So if you buy this motherboard today you won’t have any trouble in upgrading your CPU for a newer model in the future.
The only problem we see with this product is its price. Costing around USD 260 this board is simply too expensive for the average user. Its price, however, is in the same price level as other nForce 680i “designed by NVIDIA” motherboards. The problem is that its main direct competitor, ASUS P5N32-E SLI, costs a lot less – you can find it around USD 200 or even less. Also based on nForce 680i and having the same basic features as ECS PN2 SLI2+, we think this model from ASUS is “the” pick for someone looking for a very high-end nForce 680i-based motherboard, even though we couldn’t include it on our performance comparison.
But frankly we think that there are several other motherboards on the market today that provides a better cost/benefit ratio – if you are not looking for so many extra features, of course. For example, if you are worried about the new 1,333 MHz FSB and want DDR2-1066 support you can buy a motherboard based on the new Intel P35 chipset. We included two models from MSI and they not only achieved a higher performance, but one of them also achieved a higher overclocking (keep in mind that we didn’t play with advanced overclocking adjustments so you may achieve a better overclocking with ECS PN2 SLI2+ than we did).

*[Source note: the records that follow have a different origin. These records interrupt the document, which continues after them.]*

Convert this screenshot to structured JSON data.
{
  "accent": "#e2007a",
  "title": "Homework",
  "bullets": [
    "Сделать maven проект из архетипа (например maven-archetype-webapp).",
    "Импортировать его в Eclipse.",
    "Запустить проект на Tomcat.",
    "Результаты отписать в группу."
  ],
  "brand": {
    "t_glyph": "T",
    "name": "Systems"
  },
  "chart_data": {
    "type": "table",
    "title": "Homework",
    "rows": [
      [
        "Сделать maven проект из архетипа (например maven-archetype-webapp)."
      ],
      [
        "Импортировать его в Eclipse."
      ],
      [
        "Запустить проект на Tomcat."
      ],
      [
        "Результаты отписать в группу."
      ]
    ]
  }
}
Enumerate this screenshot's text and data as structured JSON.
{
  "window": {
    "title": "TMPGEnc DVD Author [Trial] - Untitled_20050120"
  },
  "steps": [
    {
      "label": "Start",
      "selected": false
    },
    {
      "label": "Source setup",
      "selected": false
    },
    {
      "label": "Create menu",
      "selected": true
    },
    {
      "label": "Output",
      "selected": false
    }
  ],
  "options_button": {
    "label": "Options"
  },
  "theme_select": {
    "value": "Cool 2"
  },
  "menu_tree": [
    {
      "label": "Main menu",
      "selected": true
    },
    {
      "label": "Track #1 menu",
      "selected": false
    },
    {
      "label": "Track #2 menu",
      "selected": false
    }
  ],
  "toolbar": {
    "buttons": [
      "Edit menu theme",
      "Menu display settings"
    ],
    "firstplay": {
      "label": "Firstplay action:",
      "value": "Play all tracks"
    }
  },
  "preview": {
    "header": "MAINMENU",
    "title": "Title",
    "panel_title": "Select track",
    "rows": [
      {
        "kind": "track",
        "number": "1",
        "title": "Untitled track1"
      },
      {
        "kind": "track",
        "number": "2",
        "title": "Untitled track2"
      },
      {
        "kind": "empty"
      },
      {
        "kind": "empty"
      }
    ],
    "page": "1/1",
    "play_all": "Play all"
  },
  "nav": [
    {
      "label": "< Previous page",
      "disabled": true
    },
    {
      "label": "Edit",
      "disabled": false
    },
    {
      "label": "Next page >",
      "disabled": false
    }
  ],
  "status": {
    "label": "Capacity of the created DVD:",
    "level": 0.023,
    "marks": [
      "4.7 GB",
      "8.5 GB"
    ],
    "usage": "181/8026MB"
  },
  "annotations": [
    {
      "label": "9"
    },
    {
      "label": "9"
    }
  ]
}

Of course buying a motherboard that costs half the price won’t give you all features brought by ECS PN2 SLI2+, and buying this board or any nForce 680i-based motherboard only makes sense if you will really use all features it provides and you are really into overclocking to try out all overclocking options this motherboard provides.